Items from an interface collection
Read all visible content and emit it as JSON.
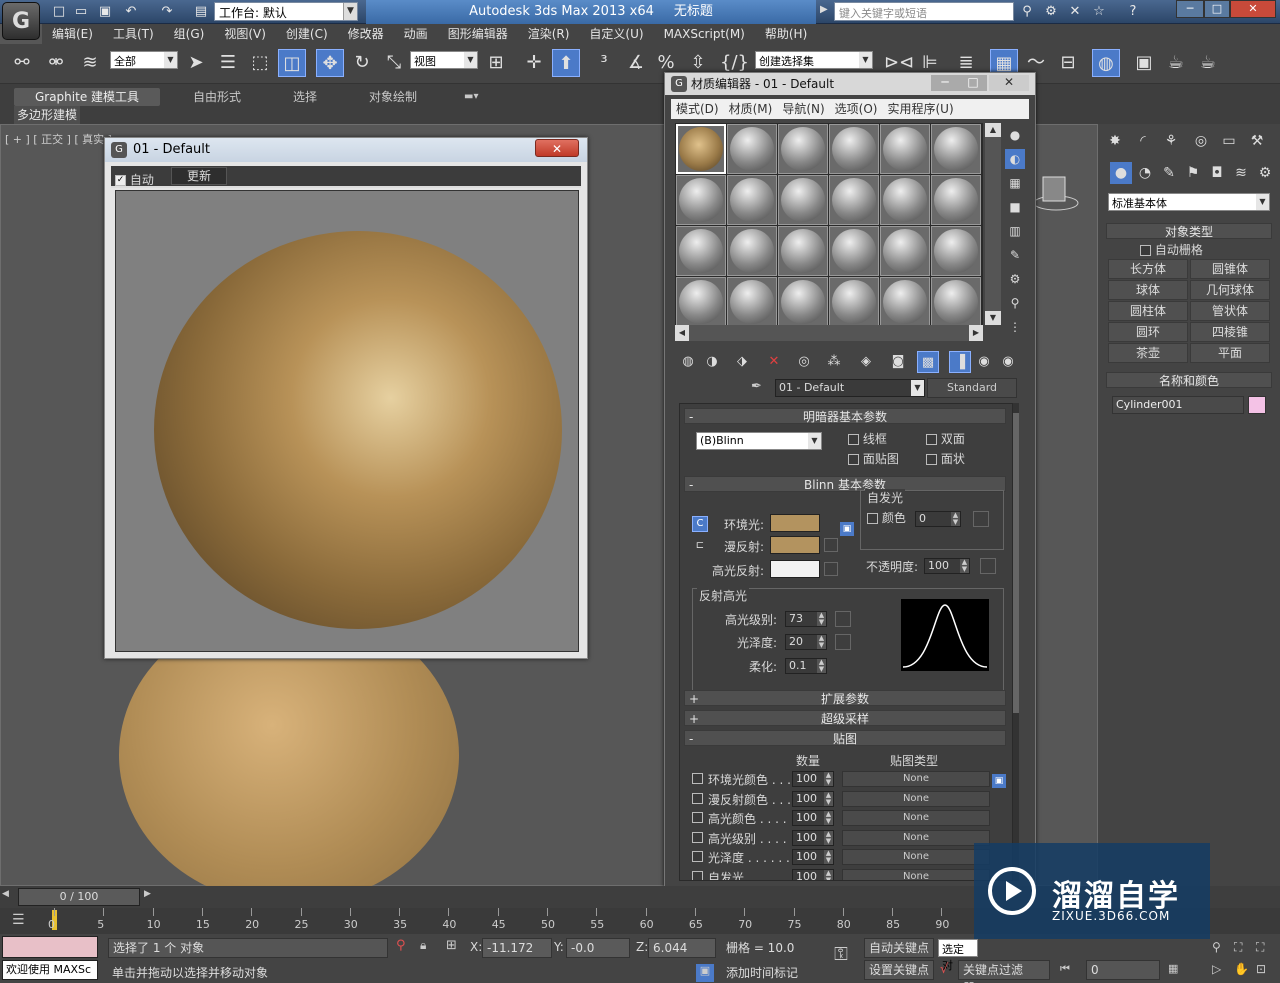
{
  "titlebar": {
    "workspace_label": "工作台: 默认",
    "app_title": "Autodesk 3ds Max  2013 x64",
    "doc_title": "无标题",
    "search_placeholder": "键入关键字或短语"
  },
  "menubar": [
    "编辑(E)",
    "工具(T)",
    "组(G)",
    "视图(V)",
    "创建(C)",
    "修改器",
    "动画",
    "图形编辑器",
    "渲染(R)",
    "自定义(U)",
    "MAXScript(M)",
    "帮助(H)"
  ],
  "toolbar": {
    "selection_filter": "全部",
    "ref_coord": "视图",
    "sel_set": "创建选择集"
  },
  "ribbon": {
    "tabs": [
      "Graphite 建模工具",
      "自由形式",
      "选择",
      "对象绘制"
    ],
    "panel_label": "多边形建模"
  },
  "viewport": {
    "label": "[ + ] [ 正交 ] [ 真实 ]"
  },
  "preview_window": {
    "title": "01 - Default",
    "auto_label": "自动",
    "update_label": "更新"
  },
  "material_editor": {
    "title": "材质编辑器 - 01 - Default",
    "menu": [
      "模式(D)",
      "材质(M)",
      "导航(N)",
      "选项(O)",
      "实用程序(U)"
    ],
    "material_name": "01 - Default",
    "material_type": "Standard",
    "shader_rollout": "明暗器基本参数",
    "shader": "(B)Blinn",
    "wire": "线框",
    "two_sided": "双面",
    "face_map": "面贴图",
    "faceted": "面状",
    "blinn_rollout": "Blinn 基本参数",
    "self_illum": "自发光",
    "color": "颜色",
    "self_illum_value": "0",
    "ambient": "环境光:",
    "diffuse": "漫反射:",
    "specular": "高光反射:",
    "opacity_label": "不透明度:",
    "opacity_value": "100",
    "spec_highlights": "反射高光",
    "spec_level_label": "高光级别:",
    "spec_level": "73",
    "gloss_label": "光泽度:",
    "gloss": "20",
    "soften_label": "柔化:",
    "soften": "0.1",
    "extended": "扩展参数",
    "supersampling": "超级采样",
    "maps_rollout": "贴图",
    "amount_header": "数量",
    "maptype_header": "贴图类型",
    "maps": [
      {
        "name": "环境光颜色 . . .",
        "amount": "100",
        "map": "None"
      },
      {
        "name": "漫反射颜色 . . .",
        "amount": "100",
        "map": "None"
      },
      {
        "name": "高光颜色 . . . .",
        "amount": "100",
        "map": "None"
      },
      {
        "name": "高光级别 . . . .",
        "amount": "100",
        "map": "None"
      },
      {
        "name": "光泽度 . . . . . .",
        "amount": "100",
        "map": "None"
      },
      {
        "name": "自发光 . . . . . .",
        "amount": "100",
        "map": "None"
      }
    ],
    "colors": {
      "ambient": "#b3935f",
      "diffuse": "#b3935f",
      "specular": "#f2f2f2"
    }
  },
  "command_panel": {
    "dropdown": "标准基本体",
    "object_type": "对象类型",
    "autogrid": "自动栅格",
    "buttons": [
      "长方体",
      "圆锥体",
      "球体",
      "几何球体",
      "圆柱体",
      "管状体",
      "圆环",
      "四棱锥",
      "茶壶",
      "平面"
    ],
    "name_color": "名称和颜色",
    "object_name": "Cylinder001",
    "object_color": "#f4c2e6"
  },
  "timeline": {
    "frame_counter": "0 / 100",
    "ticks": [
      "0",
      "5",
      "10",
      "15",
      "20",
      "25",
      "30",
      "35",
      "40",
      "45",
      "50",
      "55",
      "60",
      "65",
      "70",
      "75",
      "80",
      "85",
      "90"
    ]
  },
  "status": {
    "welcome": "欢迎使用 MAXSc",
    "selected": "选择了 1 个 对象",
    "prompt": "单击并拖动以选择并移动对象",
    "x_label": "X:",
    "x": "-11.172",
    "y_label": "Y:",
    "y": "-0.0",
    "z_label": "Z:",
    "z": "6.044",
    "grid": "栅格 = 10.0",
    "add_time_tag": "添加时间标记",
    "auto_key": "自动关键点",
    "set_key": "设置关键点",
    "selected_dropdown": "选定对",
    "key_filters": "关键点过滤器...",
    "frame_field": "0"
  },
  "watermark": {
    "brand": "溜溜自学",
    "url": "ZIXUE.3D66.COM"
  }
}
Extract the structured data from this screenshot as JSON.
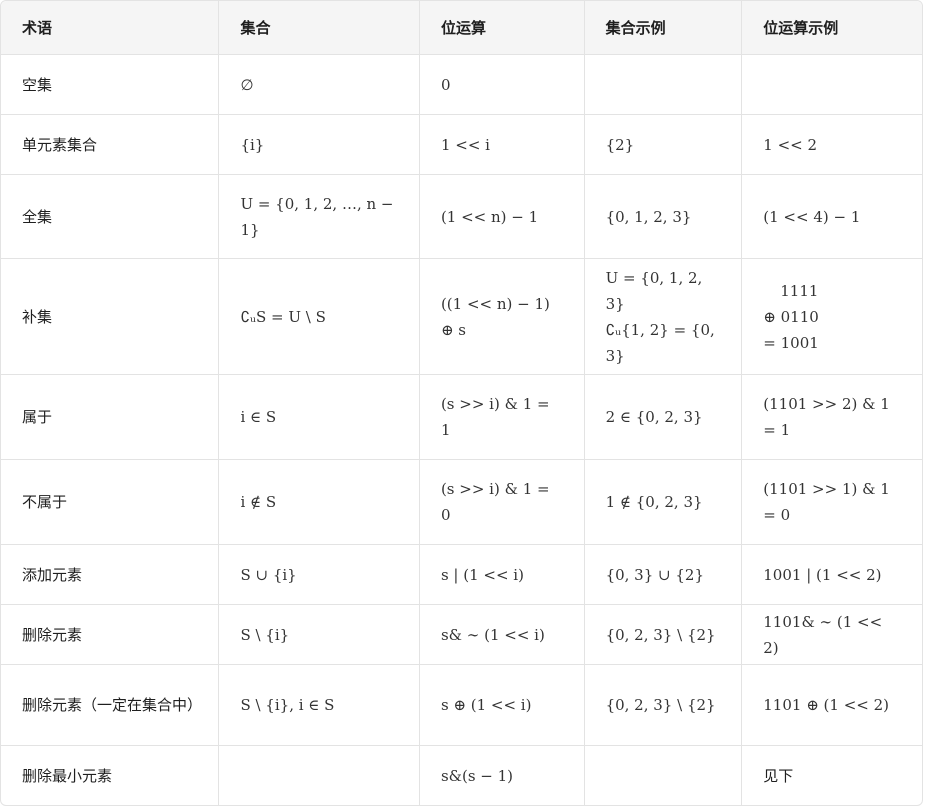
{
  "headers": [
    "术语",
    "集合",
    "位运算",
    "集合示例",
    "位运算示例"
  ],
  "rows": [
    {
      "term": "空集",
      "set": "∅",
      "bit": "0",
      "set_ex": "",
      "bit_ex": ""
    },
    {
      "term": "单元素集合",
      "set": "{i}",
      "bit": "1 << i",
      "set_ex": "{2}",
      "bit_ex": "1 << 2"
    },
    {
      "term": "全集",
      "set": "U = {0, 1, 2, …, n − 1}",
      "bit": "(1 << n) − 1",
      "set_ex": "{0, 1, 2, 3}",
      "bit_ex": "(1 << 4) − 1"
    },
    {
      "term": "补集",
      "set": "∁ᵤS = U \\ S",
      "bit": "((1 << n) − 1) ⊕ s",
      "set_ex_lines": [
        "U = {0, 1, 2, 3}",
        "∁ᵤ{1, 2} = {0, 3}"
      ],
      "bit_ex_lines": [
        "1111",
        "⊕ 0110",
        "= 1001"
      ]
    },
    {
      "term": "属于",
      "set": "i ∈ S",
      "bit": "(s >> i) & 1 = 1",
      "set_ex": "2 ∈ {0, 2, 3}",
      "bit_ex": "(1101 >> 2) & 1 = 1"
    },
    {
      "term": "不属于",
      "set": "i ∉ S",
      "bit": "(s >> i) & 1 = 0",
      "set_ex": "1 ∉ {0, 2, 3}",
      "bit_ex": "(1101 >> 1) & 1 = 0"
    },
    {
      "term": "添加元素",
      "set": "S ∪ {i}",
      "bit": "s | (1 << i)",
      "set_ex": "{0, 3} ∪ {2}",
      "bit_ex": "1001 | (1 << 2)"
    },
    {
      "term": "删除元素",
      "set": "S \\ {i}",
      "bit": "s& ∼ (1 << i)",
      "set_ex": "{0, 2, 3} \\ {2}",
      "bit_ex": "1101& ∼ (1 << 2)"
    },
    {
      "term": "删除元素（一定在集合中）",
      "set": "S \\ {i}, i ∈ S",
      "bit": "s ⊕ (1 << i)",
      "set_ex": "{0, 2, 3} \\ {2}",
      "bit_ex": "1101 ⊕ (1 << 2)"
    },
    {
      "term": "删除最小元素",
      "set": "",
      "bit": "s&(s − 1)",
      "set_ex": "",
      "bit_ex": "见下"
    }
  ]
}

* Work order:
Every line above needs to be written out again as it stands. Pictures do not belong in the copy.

* Answer to the problem:
Read all visible content and emit it as JSON.
{
  "titlebar": {
    "workspace_label": "工作台: 默认",
    "app_title": "Autodesk 3ds Max  2013 x64",
    "doc_title": "无标题",
    "search_placeholder": "键入关键字或短语"
  },
  "menubar": [
    "编辑(E)",
    "工具(T)",
    "组(G)",
    "视图(V)",
    "创建(C)",
    "修改器",
    "动画",
    "图形编辑器",
    "渲染(R)",
    "自定义(U)",
    "MAXScript(M)",
    "帮助(H)"
  ],
  "toolbar": {
    "selection_filter": "全部",
    "ref_coord": "视图",
    "sel_set": "创建选择集"
  },
  "ribbon": {
    "tabs": [
      "Graphite 建模工具",
      "自由形式",
      "选择",
      "对象绘制"
    ],
    "panel_label": "多边形建模"
  },
  "viewport": {
    "label": "[ + ] [ 正交 ] [ 真实 ]"
  },
  "preview_window": {
    "title": "01 - Default",
    "auto_label": "自动",
    "update_label": "更新"
  },
  "material_editor": {
    "title": "材质编辑器 - 01 - Default",
    "menu": [
      "模式(D)",
      "材质(M)",
      "导航(N)",
      "选项(O)",
      "实用程序(U)"
    ],
    "material_name": "01 - Default",
    "material_type": "Standard",
    "shader_rollout": "明暗器基本参数",
    "shader": "(B)Blinn",
    "wire": "线框",
    "two_sided": "双面",
    "face_map": "面贴图",
    "faceted": "面状",
    "blinn_rollout": "Blinn 基本参数",
    "self_illum": "自发光",
    "color": "颜色",
    "self_illum_value": "0",
    "ambient": "环境光:",
    "diffuse": "漫反射:",
    "specular": "高光反射:",
    "opacity_label": "不透明度:",
    "opacity_value": "100",
    "spec_highlights": "反射高光",
    "spec_level_label": "高光级别:",
    "spec_level": "73",
    "gloss_label": "光泽度:",
    "gloss": "20",
    "soften_label": "柔化:",
    "soften": "0.1",
    "extended": "扩展参数",
    "supersampling": "超级采样",
    "maps_rollout": "贴图",
    "amount_header": "数量",
    "maptype_header": "贴图类型",
    "maps": [
      {
        "name": "环境光颜色 . . .",
        "amount": "100",
        "map": "None"
      },
      {
        "name": "漫反射颜色 . . .",
        "amount": "100",
        "map": "None"
      },
      {
        "name": "高光颜色 . . . .",
        "amount": "100",
        "map": "None"
      },
      {
        "name": "高光级别 . . . .",
        "amount": "100",
        "map": "None"
      },
      {
        "name": "光泽度 . . . . . .",
        "amount": "100",
        "map": "None"
      },
      {
        "name": "自发光 . . . . . .",
        "amount": "100",
        "map": "None"
      }
    ],
    "colors": {
      "ambient": "#b3935f",
      "diffuse": "#b3935f",
      "specular": "#f2f2f2"
    }
  },
  "command_panel": {
    "dropdown": "标准基本体",
    "object_type": "对象类型",
    "autogrid": "自动栅格",
    "buttons": [
      "长方体",
      "圆锥体",
      "球体",
      "几何球体",
      "圆柱体",
      "管状体",
      "圆环",
      "四棱锥",
      "茶壶",
      "平面"
    ],
    "name_color": "名称和颜色",
    "object_name": "Cylinder001",
    "object_color": "#f4c2e6"
  },
  "timeline": {
    "frame_counter": "0 / 100",
    "ticks": [
      "0",
      "5",
      "10",
      "15",
      "20",
      "25",
      "30",
      "35",
      "40",
      "45",
      "50",
      "55",
      "60",
      "65",
      "70",
      "75",
      "80",
      "85",
      "90"
    ]
  },
  "status": {
    "welcome": "欢迎使用 MAXSc",
    "selected": "选择了 1 个 对象",
    "prompt": "单击并拖动以选择并移动对象",
    "x_label": "X:",
    "x": "-11.172",
    "y_label": "Y:",
    "y": "-0.0",
    "z_label": "Z:",
    "z": "6.044",
    "grid": "栅格 = 10.0",
    "add_time_tag": "添加时间标记",
    "auto_key": "自动关键点",
    "set_key": "设置关键点",
    "selected_dropdown": "选定对",
    "key_filters": "关键点过滤器...",
    "frame_field": "0"
  },
  "watermark": {
    "brand": "溜溜自学",
    "url": "ZIXUE.3D66.COM"
  }
}
Extract the structured data from this screenshot as JSON.
{
  "headers": [
    "术语",
    "集合",
    "位运算",
    "集合示例",
    "位运算示例"
  ],
  "rows": [
    {
      "term": "空集",
      "set": "∅",
      "bit": "0",
      "set_ex": "",
      "bit_ex": ""
    },
    {
      "term": "单元素集合",
      "set": "{i}",
      "bit": "1 << i",
      "set_ex": "{2}",
      "bit_ex": "1 << 2"
    },
    {
      "term": "全集",
      "set": "U = {0, 1, 2, …, n − 1}",
      "bit": "(1 << n) − 1",
      "set_ex": "{0, 1, 2, 3}",
      "bit_ex": "(1 << 4) − 1"
    },
    {
      "term": "补集",
      "set": "∁ᵤS = U \\ S",
      "bit": "((1 << n) − 1) ⊕ s",
      "set_ex_lines": [
        "U = {0, 1, 2, 3}",
        "∁ᵤ{1, 2} = {0, 3}"
      ],
      "bit_ex_lines": [
        "1111",
        "⊕ 0110",
        "= 1001"
      ]
    },
    {
      "term": "属于",
      "set": "i ∈ S",
      "bit": "(s >> i) & 1 = 1",
      "set_ex": "2 ∈ {0, 2, 3}",
      "bit_ex": "(1101 >> 2) & 1 = 1"
    },
    {
      "term": "不属于",
      "set": "i ∉ S",
      "bit": "(s >> i) & 1 = 0",
      "set_ex": "1 ∉ {0, 2, 3}",
      "bit_ex": "(1101 >> 1) & 1 = 0"
    },
    {
      "term": "添加元素",
      "set": "S ∪ {i}",
      "bit": "s | (1 << i)",
      "set_ex": "{0, 3} ∪ {2}",
      "bit_ex": "1001 | (1 << 2)"
    },
    {
      "term": "删除元素",
      "set": "S \\ {i}",
      "bit": "s& ∼ (1 << i)",
      "set_ex": "{0, 2, 3} \\ {2}",
      "bit_ex": "1101& ∼ (1 << 2)"
    },
    {
      "term": "删除元素（一定在集合中）",
      "set": "S \\ {i}, i ∈ S",
      "bit": "s ⊕ (1 << i)",
      "set_ex": "{0, 2, 3} \\ {2}",
      "bit_ex": "1101 ⊕ (1 << 2)"
    },
    {
      "term": "删除最小元素",
      "set": "",
      "bit": "s&(s − 1)",
      "set_ex": "",
      "bit_ex": "见下"
    }
  ]
}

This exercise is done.